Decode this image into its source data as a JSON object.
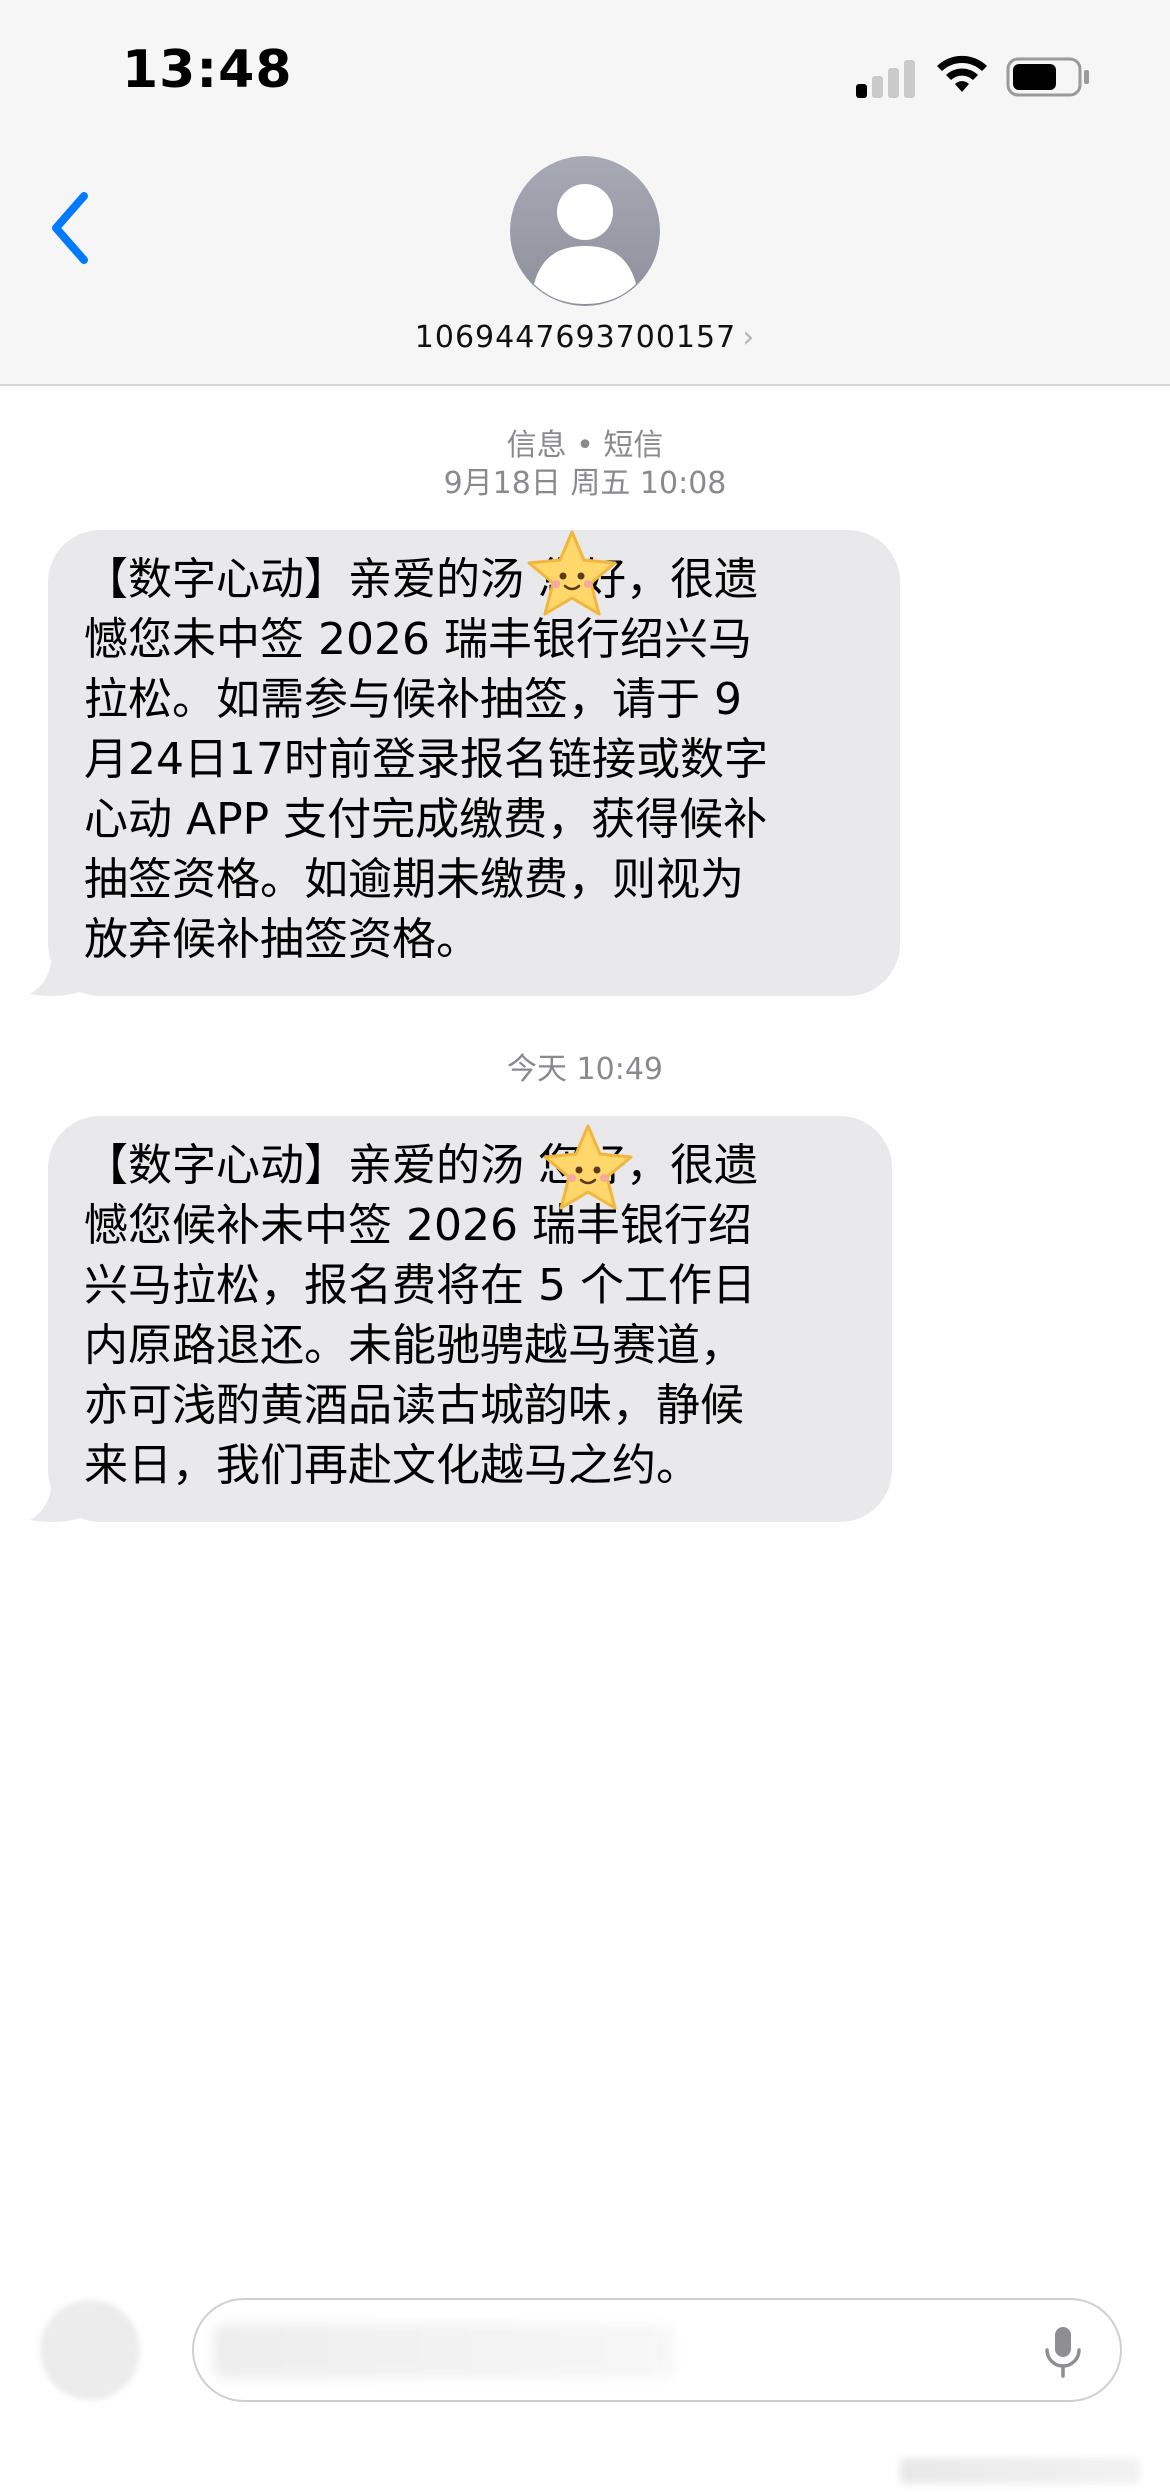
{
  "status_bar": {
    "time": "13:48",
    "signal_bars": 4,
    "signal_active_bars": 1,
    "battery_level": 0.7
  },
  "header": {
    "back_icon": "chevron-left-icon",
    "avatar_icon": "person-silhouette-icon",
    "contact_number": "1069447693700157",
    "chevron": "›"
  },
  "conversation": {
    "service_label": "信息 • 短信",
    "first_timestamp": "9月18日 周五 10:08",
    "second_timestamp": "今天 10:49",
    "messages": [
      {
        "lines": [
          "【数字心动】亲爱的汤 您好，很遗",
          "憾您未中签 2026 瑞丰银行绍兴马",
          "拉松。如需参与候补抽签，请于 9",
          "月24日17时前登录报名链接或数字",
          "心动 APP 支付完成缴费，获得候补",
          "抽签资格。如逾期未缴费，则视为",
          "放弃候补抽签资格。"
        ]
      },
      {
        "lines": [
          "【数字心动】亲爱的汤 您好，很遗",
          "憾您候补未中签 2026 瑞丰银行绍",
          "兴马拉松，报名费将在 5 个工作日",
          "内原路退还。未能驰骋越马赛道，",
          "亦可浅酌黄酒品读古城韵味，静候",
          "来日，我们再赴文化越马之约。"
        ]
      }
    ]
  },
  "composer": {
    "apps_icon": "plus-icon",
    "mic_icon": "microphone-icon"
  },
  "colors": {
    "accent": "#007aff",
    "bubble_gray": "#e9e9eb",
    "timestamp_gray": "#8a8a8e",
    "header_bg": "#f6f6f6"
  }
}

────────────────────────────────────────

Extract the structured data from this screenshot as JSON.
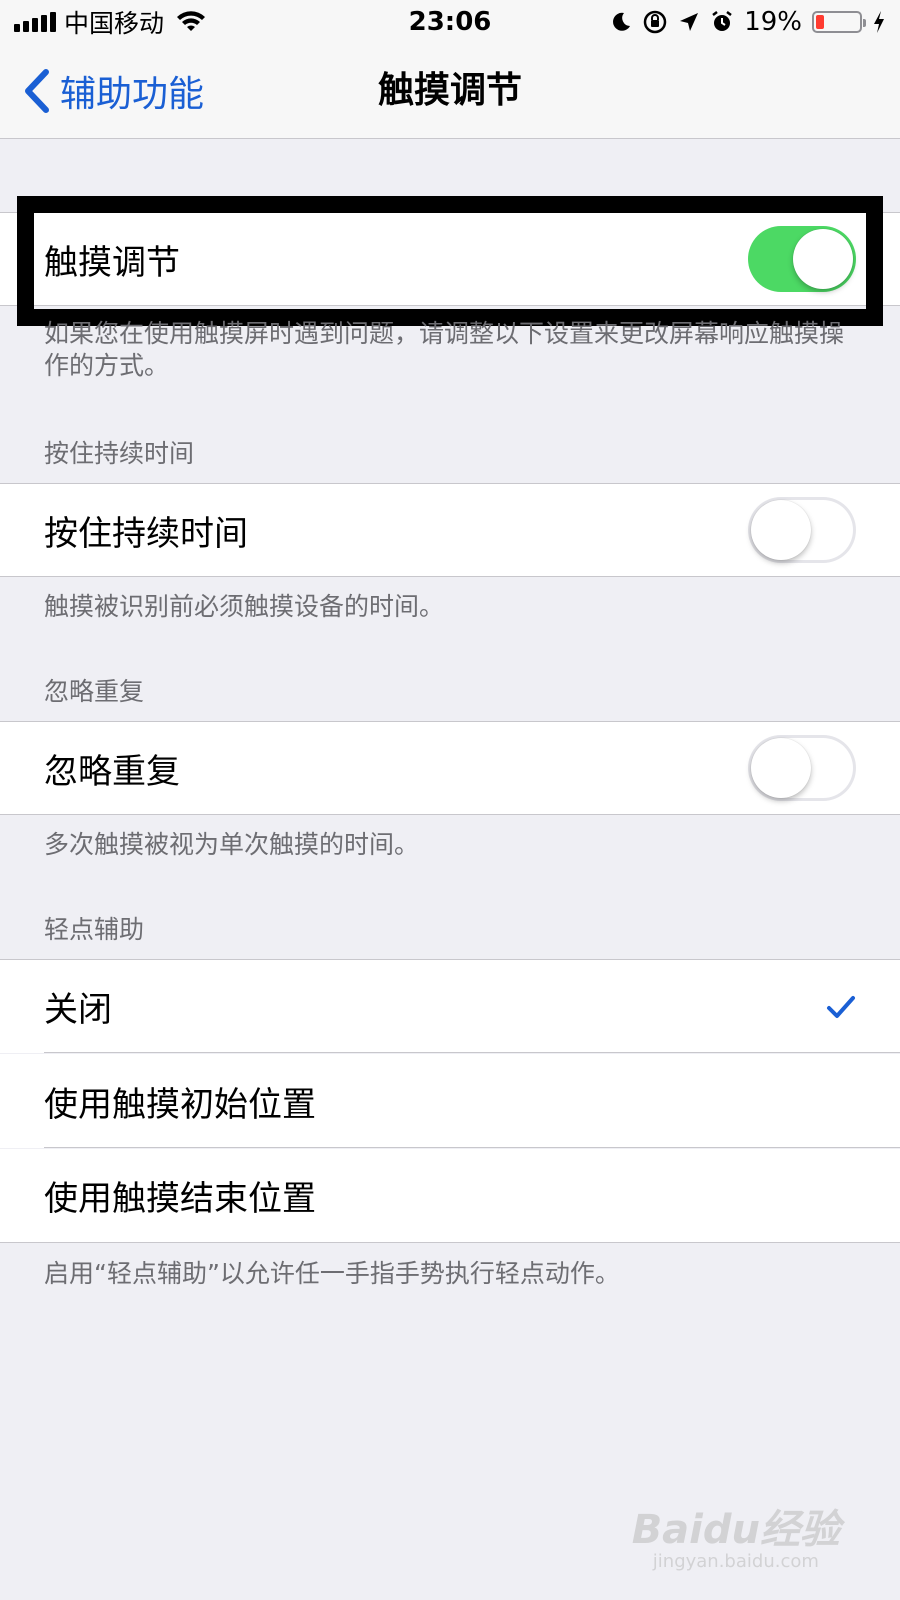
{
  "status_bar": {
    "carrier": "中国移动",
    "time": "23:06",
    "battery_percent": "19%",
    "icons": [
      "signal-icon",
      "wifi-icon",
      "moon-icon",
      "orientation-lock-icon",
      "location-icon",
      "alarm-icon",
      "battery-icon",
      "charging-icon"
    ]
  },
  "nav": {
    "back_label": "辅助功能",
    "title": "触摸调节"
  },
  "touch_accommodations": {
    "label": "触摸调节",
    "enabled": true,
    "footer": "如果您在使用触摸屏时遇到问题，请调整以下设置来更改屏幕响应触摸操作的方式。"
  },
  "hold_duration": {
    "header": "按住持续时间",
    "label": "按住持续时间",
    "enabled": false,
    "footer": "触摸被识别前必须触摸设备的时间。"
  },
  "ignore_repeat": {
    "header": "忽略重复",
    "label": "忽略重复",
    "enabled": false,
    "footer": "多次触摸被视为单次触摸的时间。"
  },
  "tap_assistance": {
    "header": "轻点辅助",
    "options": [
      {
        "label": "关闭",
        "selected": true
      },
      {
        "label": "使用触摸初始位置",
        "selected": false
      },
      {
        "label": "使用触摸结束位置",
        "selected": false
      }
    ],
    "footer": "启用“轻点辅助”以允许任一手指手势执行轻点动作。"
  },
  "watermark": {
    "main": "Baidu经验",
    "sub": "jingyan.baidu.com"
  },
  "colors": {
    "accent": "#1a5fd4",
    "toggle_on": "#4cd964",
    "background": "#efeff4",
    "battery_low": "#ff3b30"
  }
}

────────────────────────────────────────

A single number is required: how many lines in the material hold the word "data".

2